---------- Information shown
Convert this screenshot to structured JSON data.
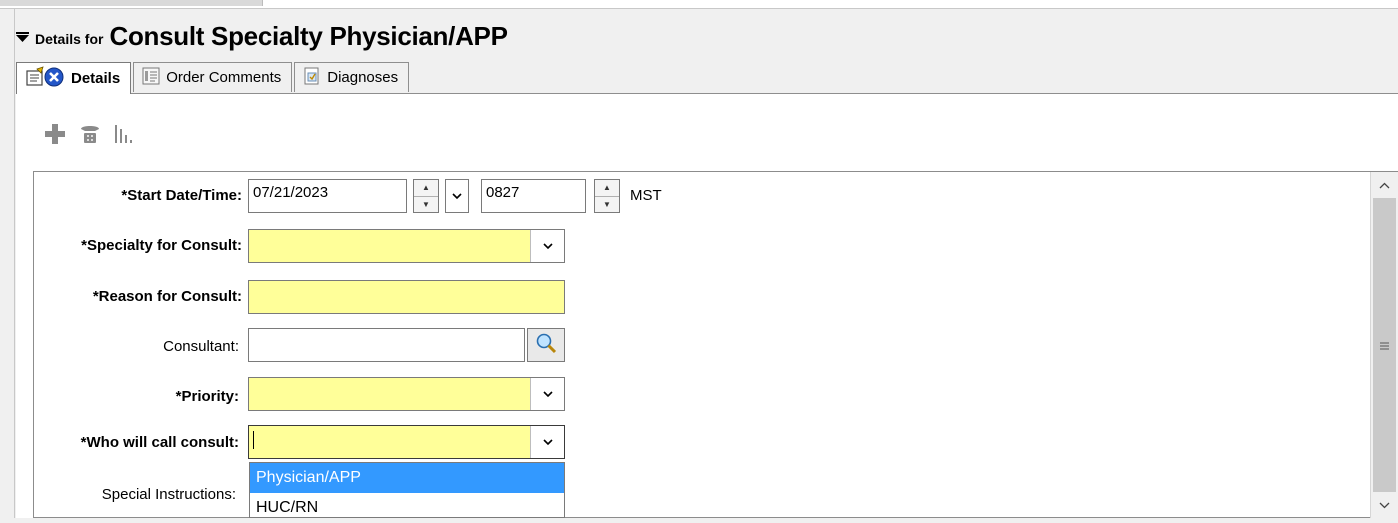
{
  "header": {
    "prefix": "Details for",
    "title": "Consult Specialty Physician/APP"
  },
  "tabs": [
    {
      "label": "Details",
      "active": true,
      "icon": "details-icon"
    },
    {
      "label": "Order Comments",
      "active": false,
      "icon": "comments-icon"
    },
    {
      "label": "Diagnoses",
      "active": false,
      "icon": "diagnoses-icon"
    }
  ],
  "toolbar": {
    "icons": [
      "add-icon",
      "phone-icon",
      "chart-icon"
    ]
  },
  "form": {
    "start_date_label": "*Start Date/Time:",
    "start_date_value": "07/21/2023",
    "start_time_value": "0827",
    "timezone": "MST",
    "specialty_label": "*Specialty for Consult:",
    "specialty_value": "",
    "reason_label": "*Reason for Consult:",
    "reason_value": "",
    "consultant_label": "Consultant:",
    "consultant_value": "",
    "priority_label": "*Priority:",
    "priority_value": "",
    "who_call_label": "*Who will call consult:",
    "who_call_value": "",
    "special_instructions_label": "Special Instructions:"
  },
  "dropdown": {
    "options": [
      "Physician/APP",
      "HUC/RN"
    ],
    "highlighted_index": 0
  },
  "colors": {
    "required_field": "#ffff99",
    "selection": "#3399ff"
  }
}
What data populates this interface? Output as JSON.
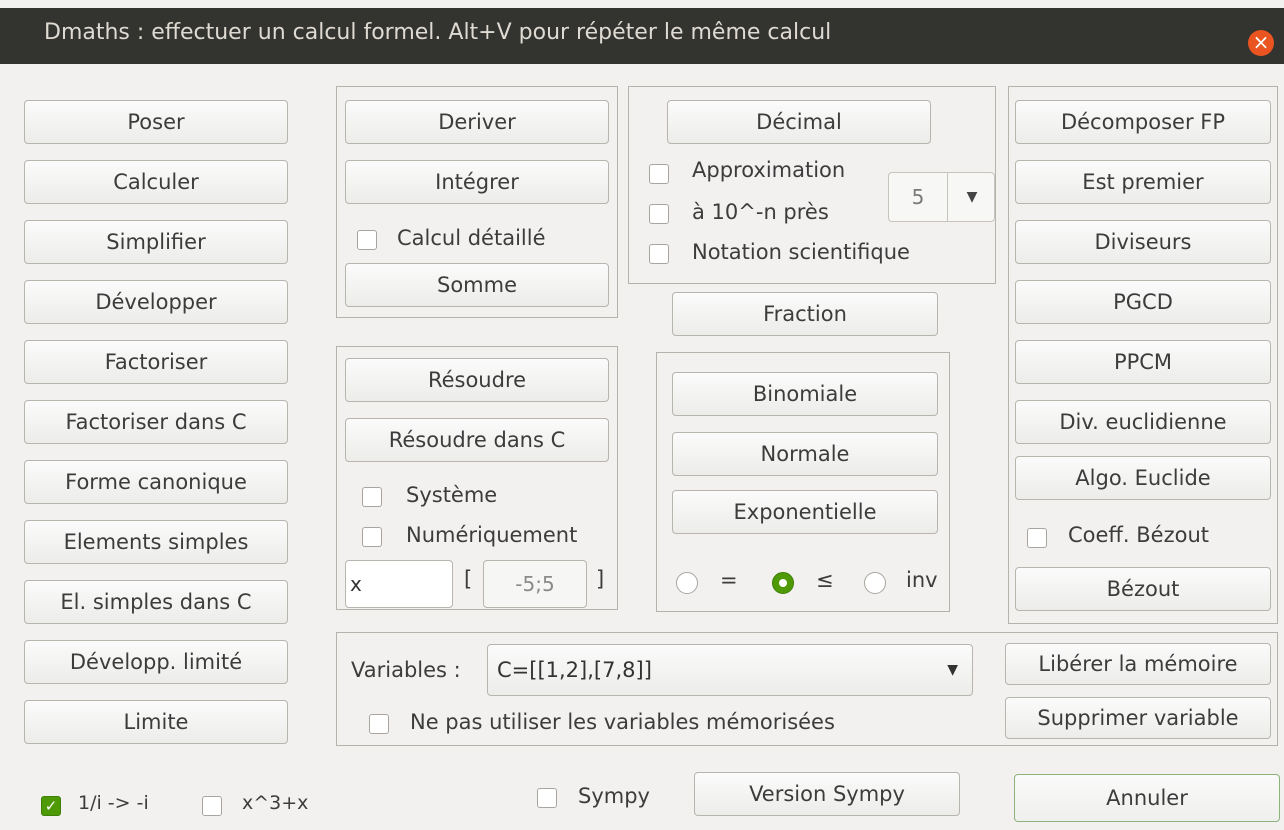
{
  "window": {
    "title": "Dmaths : effectuer un calcul formel. Alt+V  pour répéter le même calcul",
    "close_glyph": "×"
  },
  "left_buttons": [
    "Poser",
    "Calculer",
    "Simplifier",
    "Développer",
    "Factoriser",
    "Factoriser dans C",
    "Forme canonique",
    "Elements simples",
    "El. simples dans C",
    "Développ. limité",
    "Limite"
  ],
  "calculus": {
    "deriver": "Deriver",
    "integrer": "Intégrer",
    "calcul_detaille": "Calcul détaillé",
    "somme": "Somme"
  },
  "solve": {
    "resoudre": "Résoudre",
    "resoudre_c": "Résoudre dans C",
    "systeme": "Système",
    "numeriquement": "Numériquement",
    "var_value": "x",
    "bracket_open": "[",
    "interval_value": "-5;5",
    "bracket_close": "]"
  },
  "decimal": {
    "decimal_button": "Décimal",
    "approximation": "Approximation",
    "precision": "à 10^-n près",
    "notation": "Notation scientifique",
    "digits": "5"
  },
  "fraction_button": "Fraction",
  "distribution": {
    "binomiale": "Binomiale",
    "normale": "Normale",
    "exponentielle": "Exponentielle",
    "eq_symbol": "=",
    "le_symbol": "≤",
    "inv_label": "inv"
  },
  "arith_buttons": [
    "Décomposer FP",
    "Est premier",
    "Diviseurs",
    "PGCD",
    "PPCM",
    "Div. euclidienne",
    "Algo. Euclide"
  ],
  "arith": {
    "coeff_bezout": "Coeff. Bézout",
    "bezout_button": "Bézout"
  },
  "variables": {
    "label": "Variables :",
    "selected": "C=[[1,2],[7,8]]",
    "no_memory": "Ne pas utiliser les variables mémorisées",
    "free_memory": "Libérer la mémoire",
    "delete_variable": "Supprimer variable"
  },
  "bottom": {
    "one_over_i": "1/i -> -i",
    "x3": "x^3+x",
    "sympy": "Sympy",
    "version_sympy": "Version Sympy",
    "annuler": "Annuler"
  }
}
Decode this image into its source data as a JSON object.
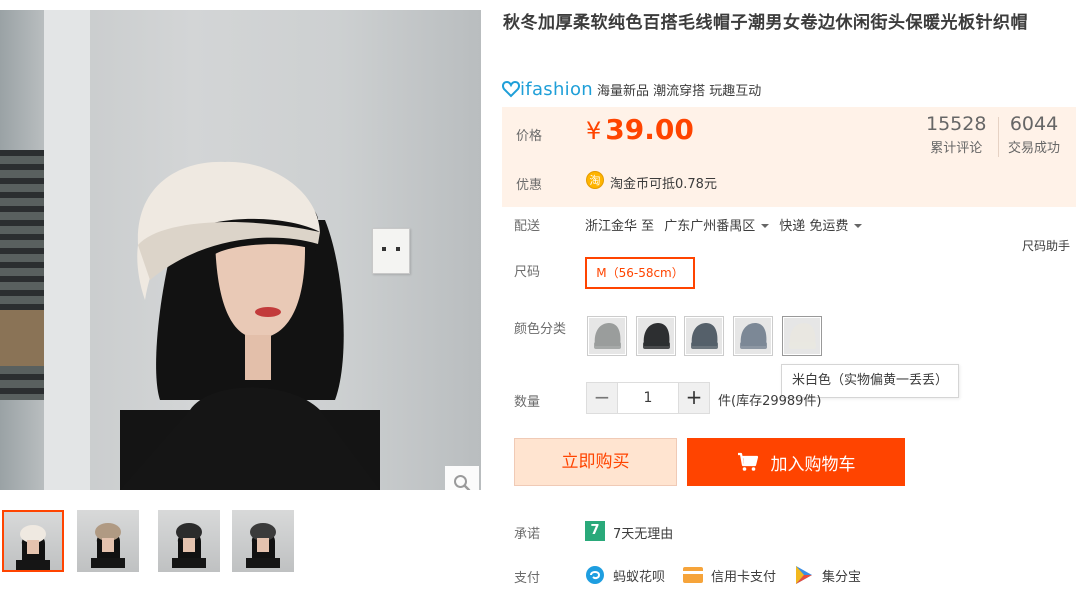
{
  "gallery": {
    "zoom_icon": "magnifier-icon",
    "thumbnails": [
      "thumbnail-1",
      "thumbnail-2",
      "thumbnail-3",
      "thumbnail-4"
    ]
  },
  "product": {
    "title": "秋冬加厚柔软纯色百搭毛线帽子潮男女卷边休闲街头保暖光板针织帽"
  },
  "brand": {
    "logo_text": "ifashion",
    "tagline": "海量新品 潮流穿搭 玩趣互动"
  },
  "price_panel": {
    "price_label": "价格",
    "currency": "¥",
    "price": "39.00",
    "reviews_count": "15528",
    "reviews_label": "累计评论",
    "deals_count": "6044",
    "deals_label": "交易成功",
    "promo_label": "优惠",
    "coin_char": "淘",
    "promo_text": "淘金币可抵0.78元"
  },
  "shipping": {
    "label": "配送",
    "from": "浙江金华 至",
    "to": "广东广州番禺区",
    "method": "快递 免运费"
  },
  "size": {
    "label": "尺码",
    "selected": "M（56-58cm）",
    "helper": "尺码助手"
  },
  "colors": {
    "label": "颜色分类",
    "swatches": [
      "#9a9d9c",
      "#2d2f31",
      "#55606a",
      "#7c8896",
      "#e9e7e1"
    ],
    "tooltip": "米白色（实物偏黄一丢丢）"
  },
  "quantity": {
    "label": "数量",
    "minus": "−",
    "value": "1",
    "plus": "+",
    "stock_text": "件(库存29989件)"
  },
  "actions": {
    "buy_now": "立即购买",
    "add_to_cart": "加入购物车"
  },
  "promise": {
    "label": "承诺",
    "icon_char": "7",
    "text": "7天无理由"
  },
  "payment": {
    "label": "支付",
    "methods": [
      "蚂蚁花呗",
      "信用卡支付",
      "集分宝"
    ]
  },
  "colors_theme": {
    "accent": "#ff4400",
    "price_bg": "#fff2e8",
    "brand_blue": "#1f9fd8"
  }
}
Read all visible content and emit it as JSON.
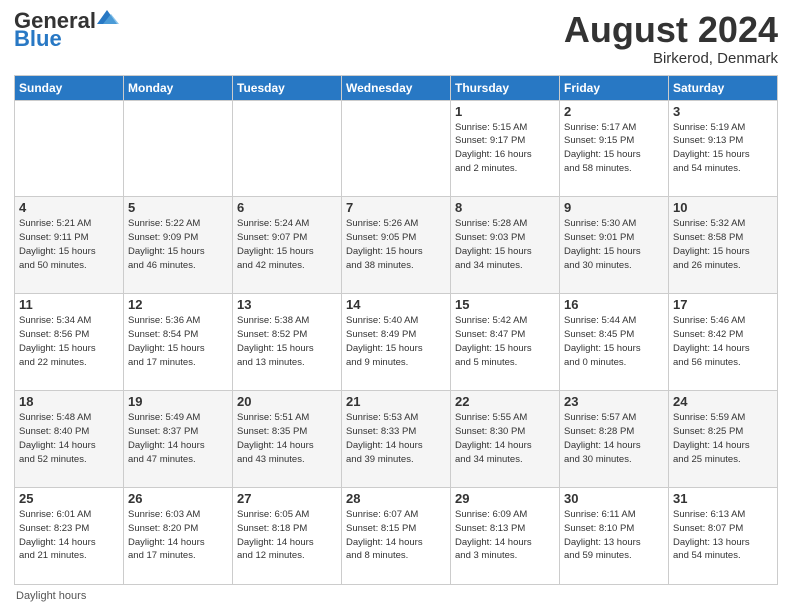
{
  "logo": {
    "text_general": "General",
    "text_blue": "Blue"
  },
  "title": "August 2024",
  "location": "Birkerod, Denmark",
  "days_of_week": [
    "Sunday",
    "Monday",
    "Tuesday",
    "Wednesday",
    "Thursday",
    "Friday",
    "Saturday"
  ],
  "footer": "Daylight hours",
  "weeks": [
    [
      {
        "day": "",
        "info": ""
      },
      {
        "day": "",
        "info": ""
      },
      {
        "day": "",
        "info": ""
      },
      {
        "day": "",
        "info": ""
      },
      {
        "day": "1",
        "info": "Sunrise: 5:15 AM\nSunset: 9:17 PM\nDaylight: 16 hours\nand 2 minutes."
      },
      {
        "day": "2",
        "info": "Sunrise: 5:17 AM\nSunset: 9:15 PM\nDaylight: 15 hours\nand 58 minutes."
      },
      {
        "day": "3",
        "info": "Sunrise: 5:19 AM\nSunset: 9:13 PM\nDaylight: 15 hours\nand 54 minutes."
      }
    ],
    [
      {
        "day": "4",
        "info": "Sunrise: 5:21 AM\nSunset: 9:11 PM\nDaylight: 15 hours\nand 50 minutes."
      },
      {
        "day": "5",
        "info": "Sunrise: 5:22 AM\nSunset: 9:09 PM\nDaylight: 15 hours\nand 46 minutes."
      },
      {
        "day": "6",
        "info": "Sunrise: 5:24 AM\nSunset: 9:07 PM\nDaylight: 15 hours\nand 42 minutes."
      },
      {
        "day": "7",
        "info": "Sunrise: 5:26 AM\nSunset: 9:05 PM\nDaylight: 15 hours\nand 38 minutes."
      },
      {
        "day": "8",
        "info": "Sunrise: 5:28 AM\nSunset: 9:03 PM\nDaylight: 15 hours\nand 34 minutes."
      },
      {
        "day": "9",
        "info": "Sunrise: 5:30 AM\nSunset: 9:01 PM\nDaylight: 15 hours\nand 30 minutes."
      },
      {
        "day": "10",
        "info": "Sunrise: 5:32 AM\nSunset: 8:58 PM\nDaylight: 15 hours\nand 26 minutes."
      }
    ],
    [
      {
        "day": "11",
        "info": "Sunrise: 5:34 AM\nSunset: 8:56 PM\nDaylight: 15 hours\nand 22 minutes."
      },
      {
        "day": "12",
        "info": "Sunrise: 5:36 AM\nSunset: 8:54 PM\nDaylight: 15 hours\nand 17 minutes."
      },
      {
        "day": "13",
        "info": "Sunrise: 5:38 AM\nSunset: 8:52 PM\nDaylight: 15 hours\nand 13 minutes."
      },
      {
        "day": "14",
        "info": "Sunrise: 5:40 AM\nSunset: 8:49 PM\nDaylight: 15 hours\nand 9 minutes."
      },
      {
        "day": "15",
        "info": "Sunrise: 5:42 AM\nSunset: 8:47 PM\nDaylight: 15 hours\nand 5 minutes."
      },
      {
        "day": "16",
        "info": "Sunrise: 5:44 AM\nSunset: 8:45 PM\nDaylight: 15 hours\nand 0 minutes."
      },
      {
        "day": "17",
        "info": "Sunrise: 5:46 AM\nSunset: 8:42 PM\nDaylight: 14 hours\nand 56 minutes."
      }
    ],
    [
      {
        "day": "18",
        "info": "Sunrise: 5:48 AM\nSunset: 8:40 PM\nDaylight: 14 hours\nand 52 minutes."
      },
      {
        "day": "19",
        "info": "Sunrise: 5:49 AM\nSunset: 8:37 PM\nDaylight: 14 hours\nand 47 minutes."
      },
      {
        "day": "20",
        "info": "Sunrise: 5:51 AM\nSunset: 8:35 PM\nDaylight: 14 hours\nand 43 minutes."
      },
      {
        "day": "21",
        "info": "Sunrise: 5:53 AM\nSunset: 8:33 PM\nDaylight: 14 hours\nand 39 minutes."
      },
      {
        "day": "22",
        "info": "Sunrise: 5:55 AM\nSunset: 8:30 PM\nDaylight: 14 hours\nand 34 minutes."
      },
      {
        "day": "23",
        "info": "Sunrise: 5:57 AM\nSunset: 8:28 PM\nDaylight: 14 hours\nand 30 minutes."
      },
      {
        "day": "24",
        "info": "Sunrise: 5:59 AM\nSunset: 8:25 PM\nDaylight: 14 hours\nand 25 minutes."
      }
    ],
    [
      {
        "day": "25",
        "info": "Sunrise: 6:01 AM\nSunset: 8:23 PM\nDaylight: 14 hours\nand 21 minutes."
      },
      {
        "day": "26",
        "info": "Sunrise: 6:03 AM\nSunset: 8:20 PM\nDaylight: 14 hours\nand 17 minutes."
      },
      {
        "day": "27",
        "info": "Sunrise: 6:05 AM\nSunset: 8:18 PM\nDaylight: 14 hours\nand 12 minutes."
      },
      {
        "day": "28",
        "info": "Sunrise: 6:07 AM\nSunset: 8:15 PM\nDaylight: 14 hours\nand 8 minutes."
      },
      {
        "day": "29",
        "info": "Sunrise: 6:09 AM\nSunset: 8:13 PM\nDaylight: 14 hours\nand 3 minutes."
      },
      {
        "day": "30",
        "info": "Sunrise: 6:11 AM\nSunset: 8:10 PM\nDaylight: 13 hours\nand 59 minutes."
      },
      {
        "day": "31",
        "info": "Sunrise: 6:13 AM\nSunset: 8:07 PM\nDaylight: 13 hours\nand 54 minutes."
      }
    ]
  ]
}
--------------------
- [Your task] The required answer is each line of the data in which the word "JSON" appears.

- [Reply]
Convert this screenshot to structured JSON data.
What data populates this interface? Output as JSON.
Decode this image into its source data as a JSON object.
Read all visible content and emit it as JSON.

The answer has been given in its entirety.